Requirement = Where the lines below hold images, skip those and copy every word exactly.

■ ■ ■

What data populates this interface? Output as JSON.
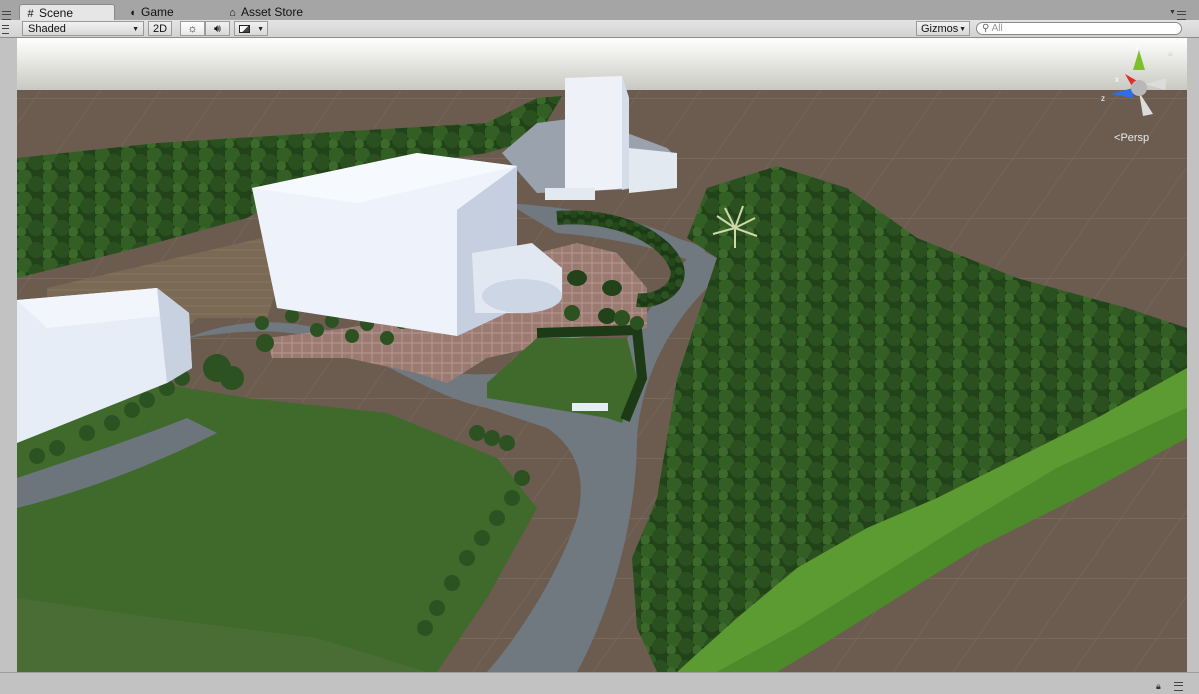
{
  "tabs": [
    {
      "label": "Scene",
      "icon": "grid-icon",
      "active": true
    },
    {
      "label": "Game",
      "icon": "pacman-icon",
      "active": false
    },
    {
      "label": "Asset Store",
      "icon": "store-icon",
      "active": false
    }
  ],
  "toolbar": {
    "shading_mode": "Shaded",
    "mode_2d": "2D",
    "gizmos_label": "Gizmos",
    "search_placeholder": "All"
  },
  "scene_gizmo": {
    "projection_label": "Persp",
    "axes": [
      "x",
      "y",
      "z"
    ]
  },
  "colors": {
    "ground": "#6b5c4f",
    "grass": "#3f6a2c",
    "road": "#707880",
    "buildings": "#e6edf7",
    "trees": "#2a4d1e"
  }
}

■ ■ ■

Answer to this exercise =
What data populates this interface? Output as JSON.
{
  "tabs": [
    {
      "label": "Scene",
      "icon": "grid-icon",
      "active": true
    },
    {
      "label": "Game",
      "icon": "pacman-icon",
      "active": false
    },
    {
      "label": "Asset Store",
      "icon": "store-icon",
      "active": false
    }
  ],
  "toolbar": {
    "shading_mode": "Shaded",
    "mode_2d": "2D",
    "gizmos_label": "Gizmos",
    "search_placeholder": "All"
  },
  "scene_gizmo": {
    "projection_label": "Persp",
    "axes": [
      "x",
      "y",
      "z"
    ]
  },
  "colors": {
    "ground": "#6b5c4f",
    "grass": "#3f6a2c",
    "road": "#707880",
    "buildings": "#e6edf7",
    "trees": "#2a4d1e"
  }
}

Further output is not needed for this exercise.